The Sacroiliac joints (SIJ) are located at the very bottom of the back, one either side of the spine at the level of the sacrum and connects to part of the hip bone known as the ilium. It makes up the rear part of the pelvic girdle. SIJ dysfunction is a term which is commonly used when talking about sacroiliac injuries. This dysfunction refers to either hypo (low or locked) or hypermobility (high or too mobile).
This can then lead to problems with surrounding structures such as ligaments and muscles, which means SIJ problems can cause a wide range of symptoms throughout the lower back and buttocks, or even the thigh or groin. The function of the SI joints is to allow twisting movements when we move our legs.
Symptoms of Sacroiliac joint pain
- Symptoms of sacroiliac joint pain consist of pain at the bottom of the spine, usually located on one side.
- Sometimes it is described as a band of pain across the lower back.
- The pain can range from a dull ache, to a sharp pain that restricts movement.
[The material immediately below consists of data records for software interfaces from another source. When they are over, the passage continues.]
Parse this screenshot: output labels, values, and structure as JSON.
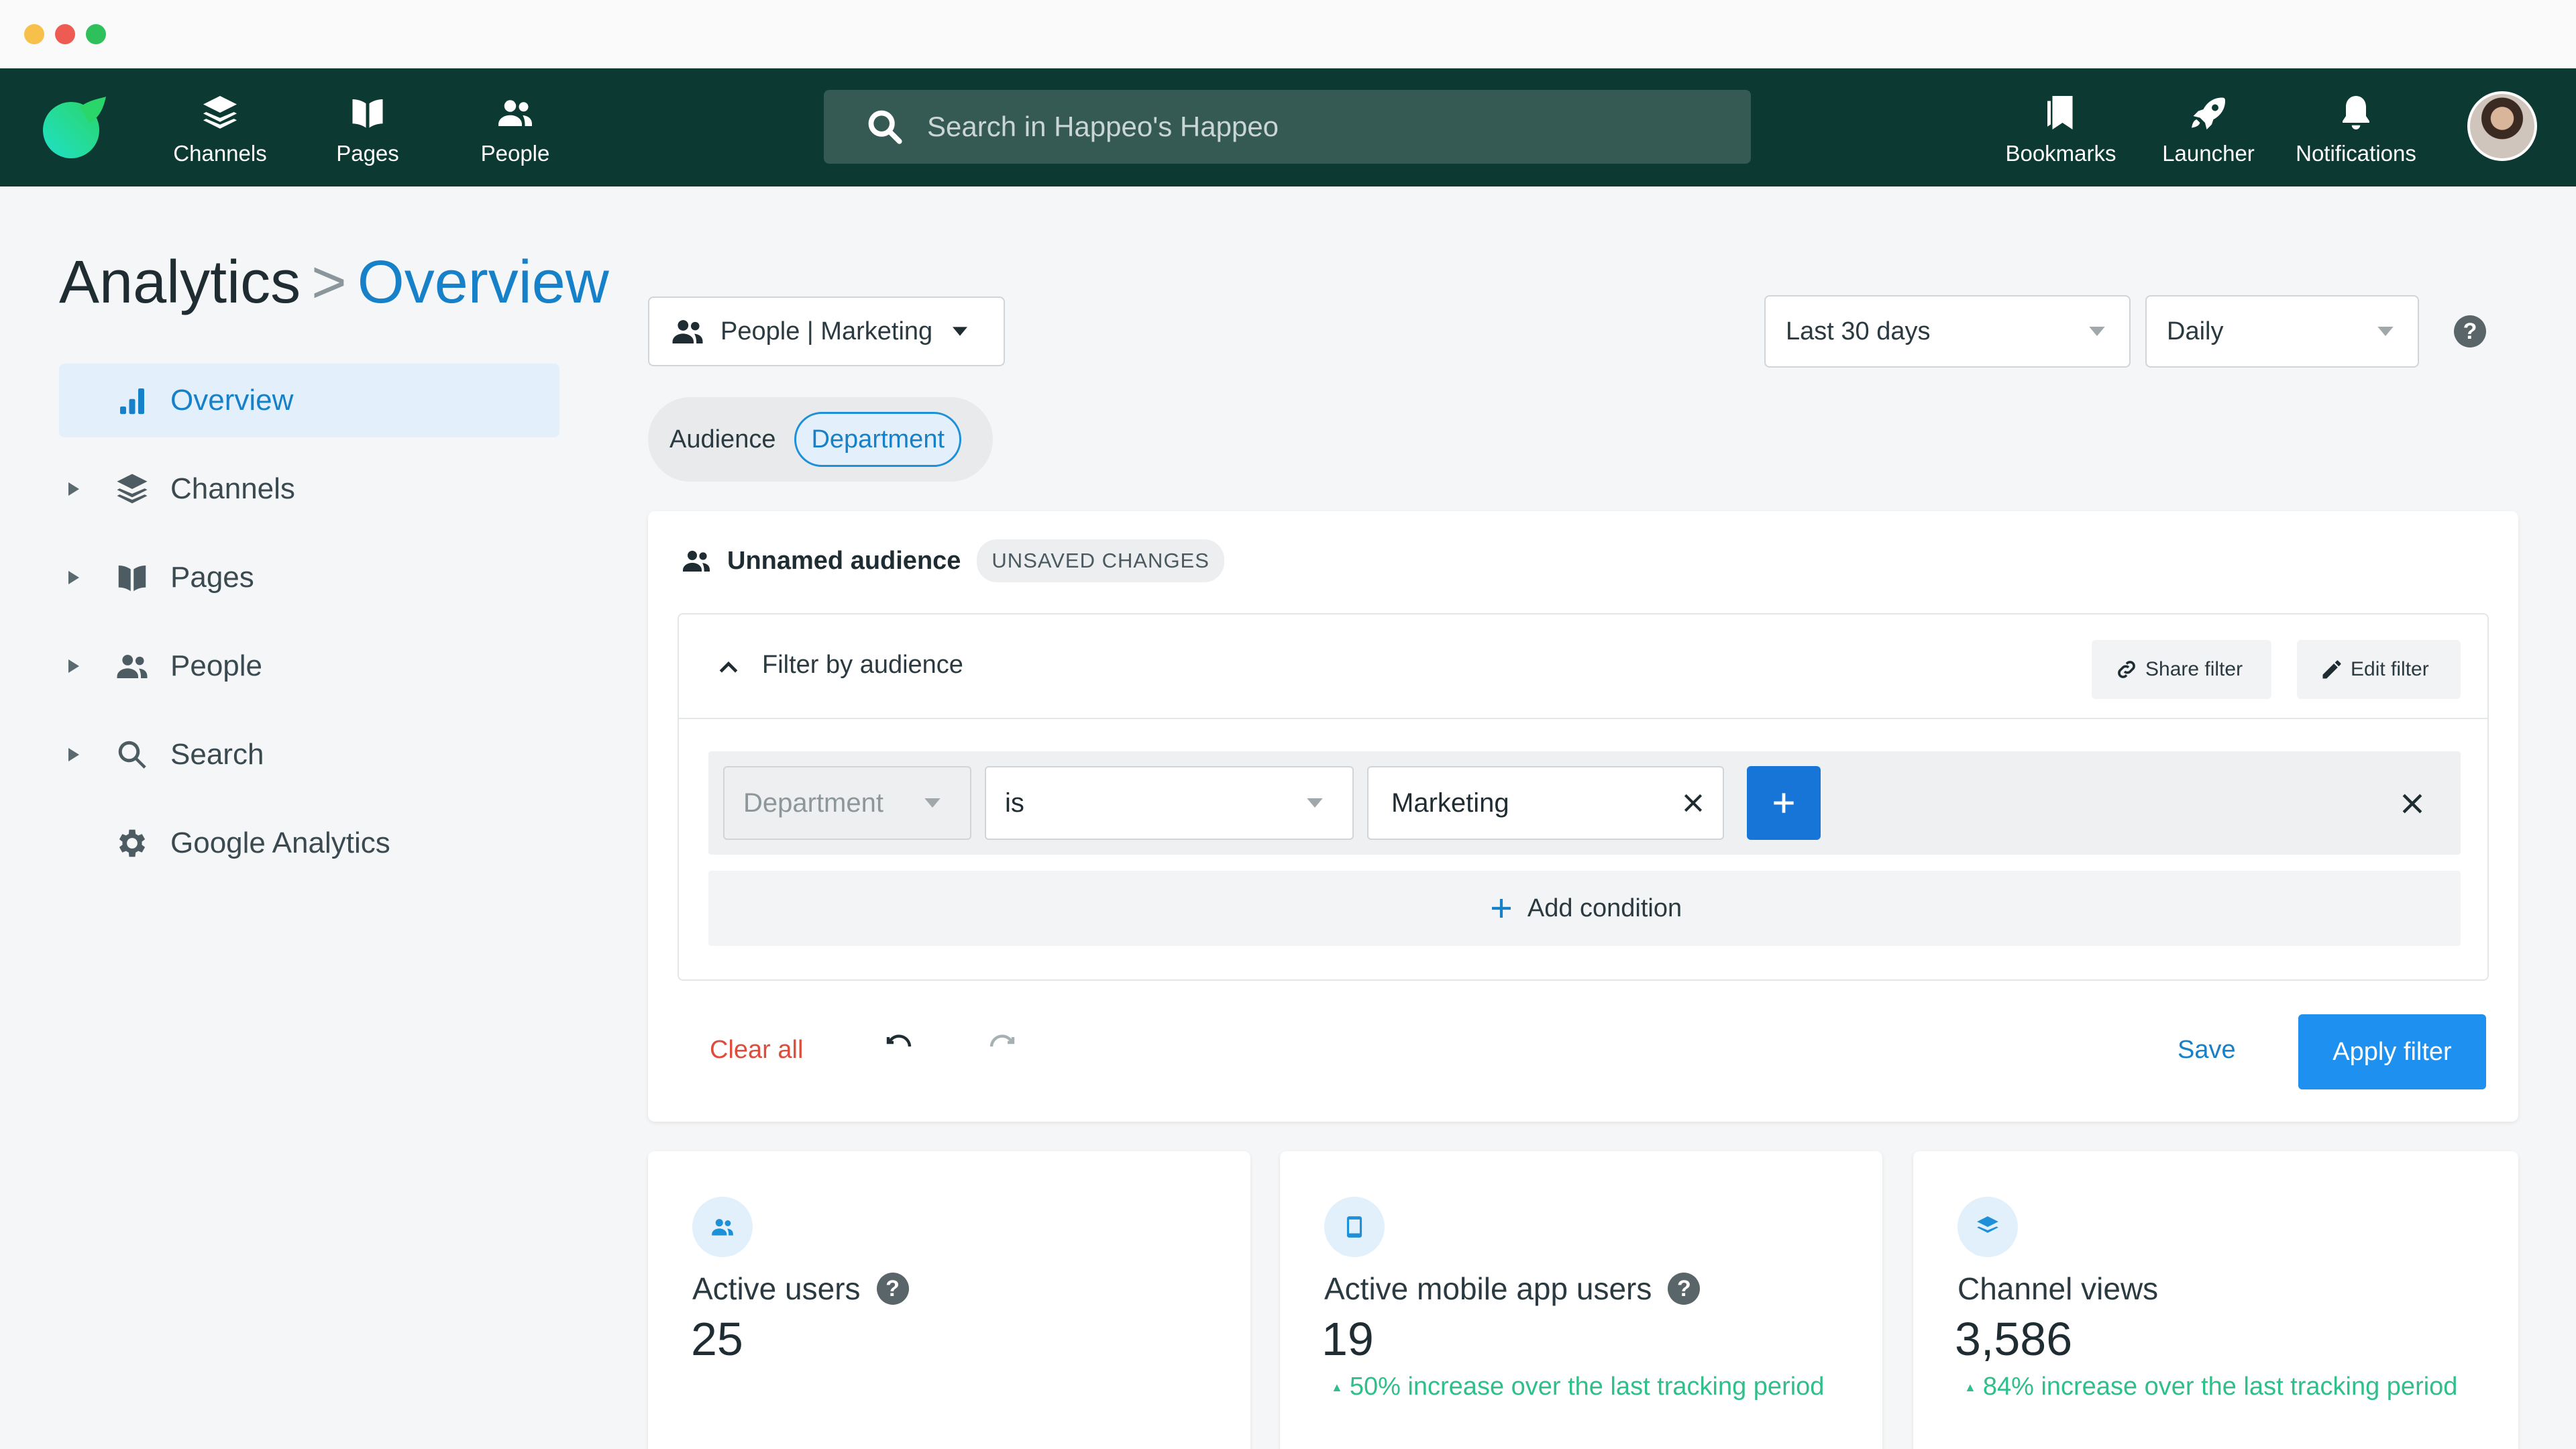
{
  "nav": {
    "items": [
      {
        "label": "Channels",
        "icon": "layers-icon"
      },
      {
        "label": "Pages",
        "icon": "book-icon"
      },
      {
        "label": "People",
        "icon": "people-icon"
      }
    ],
    "search_placeholder": "Search in Happeo's Happeo",
    "right_items": [
      {
        "label": "Bookmarks",
        "icon": "bookmark-icon"
      },
      {
        "label": "Launcher",
        "icon": "rocket-icon"
      },
      {
        "label": "Notifications",
        "icon": "bell-icon"
      }
    ]
  },
  "page": {
    "breadcrumb_root": "Analytics",
    "breadcrumb_sep": ">",
    "breadcrumb_current": "Overview"
  },
  "sidebar": {
    "items": [
      {
        "label": "Overview",
        "icon": "bar-chart-icon",
        "active": true
      },
      {
        "label": "Channels",
        "icon": "layers-icon"
      },
      {
        "label": "Pages",
        "icon": "book-icon"
      },
      {
        "label": "People",
        "icon": "people-icon"
      },
      {
        "label": "Search",
        "icon": "search-icon"
      },
      {
        "label": "Google Analytics",
        "icon": "gear-icon"
      }
    ]
  },
  "controls": {
    "scope_select": "People | Marketing",
    "range_select": "Last 30 days",
    "interval_select": "Daily",
    "segment": {
      "audience": "Audience",
      "department": "Department"
    }
  },
  "audience_card": {
    "name": "Unnamed audience",
    "badge": "UNSAVED CHANGES",
    "filter_title": "Filter by audience",
    "share_filter": "Share filter",
    "edit_filter": "Edit filter",
    "condition": {
      "field": "Department",
      "operator": "is",
      "value": "Marketing"
    },
    "add_condition": "Add condition",
    "clear_all": "Clear all",
    "save": "Save",
    "apply": "Apply filter"
  },
  "stats": [
    {
      "label": "Active users",
      "value": "25",
      "trend": "",
      "help": true,
      "icon": "users-icon"
    },
    {
      "label": "Active mobile app users",
      "value": "19",
      "trend": "50% increase over the last tracking period",
      "help": true,
      "icon": "phone-icon"
    },
    {
      "label": "Channel views",
      "value": "3,586",
      "trend": "84% increase over the last tracking period",
      "help": false,
      "icon": "layers-icon"
    }
  ],
  "colors": {
    "nav_bg": "#0c3a33",
    "accent": "#1680c8",
    "primary_button": "#1e90f0",
    "danger": "#e04c3c",
    "success": "#2fbf8a"
  }
}
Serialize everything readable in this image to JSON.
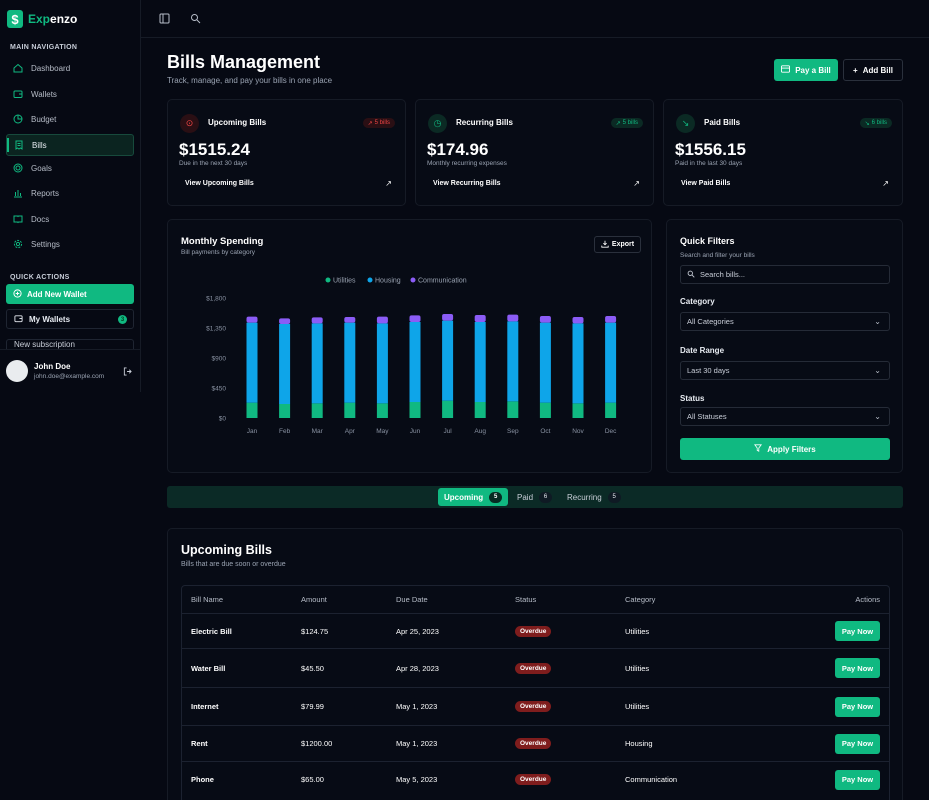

- Sacroiliac joint pain may radiate out into your buttocks and low back, groin and occasionally testicles.
- Difficulty turning over in bed, putting on shoes and socks and pain climbing in and out of the car.
- Stiffness in the lower back when getting up after sitting for long periods or getting up from bed in the morning.
- There may be tenderness by pressing on the ligaments which surround the joint.
What causes Sacroiliac joint pain?
Causes of Sacroiliac joint pain can be split into four categories; traumatic, biomechanical, hormonal, and inflammatory joint disease.
- Traumatic injuries to the SIJ are caused when there is a sudden impact which ‘jolts’ the joint. A common example is falling backward and landing on the buttocks. This kind of injury usually causes damage to the ligaments which support the joint.
- Biomechanical – Pain due to biomechanical injuries will usually come on over a period of time and often with increased activity or a change in occupation or The most common biomechanical problems include leg length discrepancy, splaying out of the leg and hip, twisted pelvis and muscle imbalances
- Hormonal changes, most notably during pregnancy can cause sacroiliac pain. The hormones of pregnancy cause the ligaments of the pelvis to become loose or lax. Combining this with an increase in weight puts extra strain on the spine that may lead to mechanical changes causing pain.
- Inflammatory Joint Disease – Spondyloarthropathies are inflammatory conditions which affect the spine. These include Ankylosing Spondylitis which is the most common inflammatory condition to cause SI joint pain.